WASHINGTON (Reuters) - The White House on Monday threatened to veto legislation pending in the U.S. House of Representatives that would require the first big increase in three decades in the country's automobile fuel efficiency.
Congressional Democrats have hammered out a complicated deal that could result in a 40 percent boost in fuel efficiency standards by 2020.
The White House said it opposed provisions expected to be included in the bill that would require utilities to get 15 percent of their electricity from renewable sources by 2020, and raise taxes on oil and natural gas companies.
"It appears Congress may intend to produce a bill the President cannot sign," top White House economic advisor Allan Hubbard said in a letter to House Speaker Nancy Pelosi.
The keystone of the House energy bill -- expected to see a vote this week -- would raise fuel-economy standards to 35 miles per gallon.
The White House has backed a rise in fuel economy standards as well as a boost in renewable fuels like ethanol, which is also expected to be included.
But by seeking to include renewable requirements for utilities and higher taxes for oil companies, Pelosi is "playing chicken" with the White House and the Senate, said Kevin Book, an analyst with Friedman, Billings, Ramsey and Co.
With primary elections in states like Iowa looming in early 2008, Democrats and Republicans alike are under the gun to show that they are working to ease the pain of $90 oil and $3 gasoline prices on consumers, Book said in a report.
For that reason, "We expect the House to proceed back to a leaner energy bill" that will escape a White House veto and a possible filibuster threat in the Senate, Book said.
Gasoline demand accounts for about 45 percent of the almost 21 million barrels of oil consumed in the United States daily. Many energy experts say the most effective way to reduce U.S. oil imports is to boost vehicle fuel efficiency.
In a key concession to Detroit automakers, the deal sets separate standards for cars and light trucks -- a departure from Senate-passed legislation that sets unified standards.

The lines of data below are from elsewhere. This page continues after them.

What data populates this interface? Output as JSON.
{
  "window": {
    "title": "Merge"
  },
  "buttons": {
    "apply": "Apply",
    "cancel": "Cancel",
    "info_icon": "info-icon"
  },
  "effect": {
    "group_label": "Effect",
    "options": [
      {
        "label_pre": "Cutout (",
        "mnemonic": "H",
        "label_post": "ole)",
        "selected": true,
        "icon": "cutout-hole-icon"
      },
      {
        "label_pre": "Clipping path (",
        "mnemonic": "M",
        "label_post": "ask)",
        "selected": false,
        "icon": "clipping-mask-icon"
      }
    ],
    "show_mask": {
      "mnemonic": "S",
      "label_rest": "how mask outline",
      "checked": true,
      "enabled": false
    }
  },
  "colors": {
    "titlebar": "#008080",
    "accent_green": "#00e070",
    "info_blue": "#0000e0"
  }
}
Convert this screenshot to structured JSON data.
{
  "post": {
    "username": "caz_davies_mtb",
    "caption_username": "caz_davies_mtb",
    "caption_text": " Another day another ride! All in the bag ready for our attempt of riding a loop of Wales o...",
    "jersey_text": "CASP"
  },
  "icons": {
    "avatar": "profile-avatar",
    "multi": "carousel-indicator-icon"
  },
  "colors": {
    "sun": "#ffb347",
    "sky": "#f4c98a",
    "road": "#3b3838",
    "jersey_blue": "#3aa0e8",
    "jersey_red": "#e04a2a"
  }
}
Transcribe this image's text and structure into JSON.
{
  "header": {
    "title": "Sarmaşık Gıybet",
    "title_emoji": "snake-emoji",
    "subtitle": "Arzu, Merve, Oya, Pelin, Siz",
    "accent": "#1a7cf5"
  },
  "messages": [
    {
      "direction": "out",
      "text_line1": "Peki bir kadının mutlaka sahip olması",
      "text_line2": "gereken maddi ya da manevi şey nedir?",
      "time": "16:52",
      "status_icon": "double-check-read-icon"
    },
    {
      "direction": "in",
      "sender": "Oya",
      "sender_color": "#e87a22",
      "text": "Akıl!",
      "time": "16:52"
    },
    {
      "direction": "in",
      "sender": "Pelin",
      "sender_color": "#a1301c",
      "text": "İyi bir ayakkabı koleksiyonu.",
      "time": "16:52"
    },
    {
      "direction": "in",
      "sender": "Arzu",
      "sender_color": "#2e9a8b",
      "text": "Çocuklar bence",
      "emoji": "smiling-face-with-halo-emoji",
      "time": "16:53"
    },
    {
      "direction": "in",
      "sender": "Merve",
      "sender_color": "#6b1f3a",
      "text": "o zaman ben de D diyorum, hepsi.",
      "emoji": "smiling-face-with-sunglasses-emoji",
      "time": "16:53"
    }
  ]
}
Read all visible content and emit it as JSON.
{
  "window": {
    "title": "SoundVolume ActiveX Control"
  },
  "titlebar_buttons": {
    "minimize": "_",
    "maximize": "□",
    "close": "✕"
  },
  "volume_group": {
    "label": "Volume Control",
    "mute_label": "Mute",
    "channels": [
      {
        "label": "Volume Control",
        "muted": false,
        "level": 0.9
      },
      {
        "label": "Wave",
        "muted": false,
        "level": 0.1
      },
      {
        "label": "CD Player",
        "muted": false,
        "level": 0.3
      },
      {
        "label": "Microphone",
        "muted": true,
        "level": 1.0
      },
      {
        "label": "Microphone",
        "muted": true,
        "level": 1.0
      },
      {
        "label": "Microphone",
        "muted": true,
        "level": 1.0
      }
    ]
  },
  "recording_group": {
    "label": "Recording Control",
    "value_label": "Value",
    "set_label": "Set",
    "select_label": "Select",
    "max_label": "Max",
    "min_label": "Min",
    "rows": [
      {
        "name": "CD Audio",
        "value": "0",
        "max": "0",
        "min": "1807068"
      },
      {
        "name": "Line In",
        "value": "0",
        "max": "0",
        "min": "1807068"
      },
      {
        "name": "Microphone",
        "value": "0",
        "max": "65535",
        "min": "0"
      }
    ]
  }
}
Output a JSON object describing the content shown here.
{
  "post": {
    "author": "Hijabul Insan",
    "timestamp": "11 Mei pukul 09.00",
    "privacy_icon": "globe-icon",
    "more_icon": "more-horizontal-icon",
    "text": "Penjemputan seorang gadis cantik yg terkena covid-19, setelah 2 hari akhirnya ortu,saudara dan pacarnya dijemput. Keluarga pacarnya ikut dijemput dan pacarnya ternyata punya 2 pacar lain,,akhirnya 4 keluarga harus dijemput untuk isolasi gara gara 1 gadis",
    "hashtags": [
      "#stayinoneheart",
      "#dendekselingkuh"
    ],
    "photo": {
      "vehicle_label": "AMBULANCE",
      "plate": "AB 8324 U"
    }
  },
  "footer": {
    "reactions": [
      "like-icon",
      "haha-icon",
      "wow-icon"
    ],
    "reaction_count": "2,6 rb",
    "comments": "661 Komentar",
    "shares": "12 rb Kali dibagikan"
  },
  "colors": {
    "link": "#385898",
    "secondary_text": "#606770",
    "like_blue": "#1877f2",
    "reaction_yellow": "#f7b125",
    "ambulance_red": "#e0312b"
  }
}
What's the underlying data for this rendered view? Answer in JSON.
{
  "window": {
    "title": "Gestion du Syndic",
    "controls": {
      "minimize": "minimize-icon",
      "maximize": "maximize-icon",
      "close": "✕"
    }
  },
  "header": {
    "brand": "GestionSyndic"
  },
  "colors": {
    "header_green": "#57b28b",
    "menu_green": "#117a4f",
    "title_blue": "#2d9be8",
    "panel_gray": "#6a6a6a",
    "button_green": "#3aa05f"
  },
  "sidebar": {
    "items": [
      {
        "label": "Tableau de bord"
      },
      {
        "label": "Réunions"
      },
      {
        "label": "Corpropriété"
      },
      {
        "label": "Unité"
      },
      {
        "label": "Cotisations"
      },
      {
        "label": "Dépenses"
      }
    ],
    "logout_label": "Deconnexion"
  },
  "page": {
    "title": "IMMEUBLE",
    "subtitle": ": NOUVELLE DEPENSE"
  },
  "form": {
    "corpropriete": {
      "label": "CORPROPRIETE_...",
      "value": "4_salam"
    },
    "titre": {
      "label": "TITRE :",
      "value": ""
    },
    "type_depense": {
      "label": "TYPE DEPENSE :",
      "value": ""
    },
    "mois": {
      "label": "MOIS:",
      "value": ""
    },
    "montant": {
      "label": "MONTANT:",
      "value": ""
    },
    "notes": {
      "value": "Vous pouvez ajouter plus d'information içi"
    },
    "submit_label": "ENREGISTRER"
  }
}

Sen. Pete Domenici, senior Republican on the Senate Energy Committee, told his staff to cease negotiating with Democrats on energy legislation. He said the renewable electricity standard made the bill "untenable for many in the Senate."
WHERE THE WIND DOESN'T BLOW
Utilities oppose Pelosi's proposal, which would impose penalties on those that fail to get 15 percent of their electricity from renewable sources by 2020. The provision has been included in prior energy legislation passed in the House but not the Senate.
Utilities in Southeast and Midwest states lacking the wind needed to justify new wind turbines would have to pay billions of dollars in penalties.
Once the House passes its energy bill, the Senate would take up an identical measure, avoiding a bargaining session to rectify differences that have hamstrung previous energy legislation. But inclusion of the renewable electricity standard could spark a Senate filibuster, which would take 60 of 100 votes to overcome.
Senate Majority Leader Harry Reid said he spoke on Monday with Domenici and Democrat Jeff Bingaman, chairman of the energy committee, about the House measure and he believes there will be 60 lawmakers in the Senate for the energy bill, even with a renewable electricity standard.
"I think yes, we do have enough votes, but time will tell," Reid told reporters on Capitol Hill. Reid said he expects the House to send the Senate the energy legislation this week.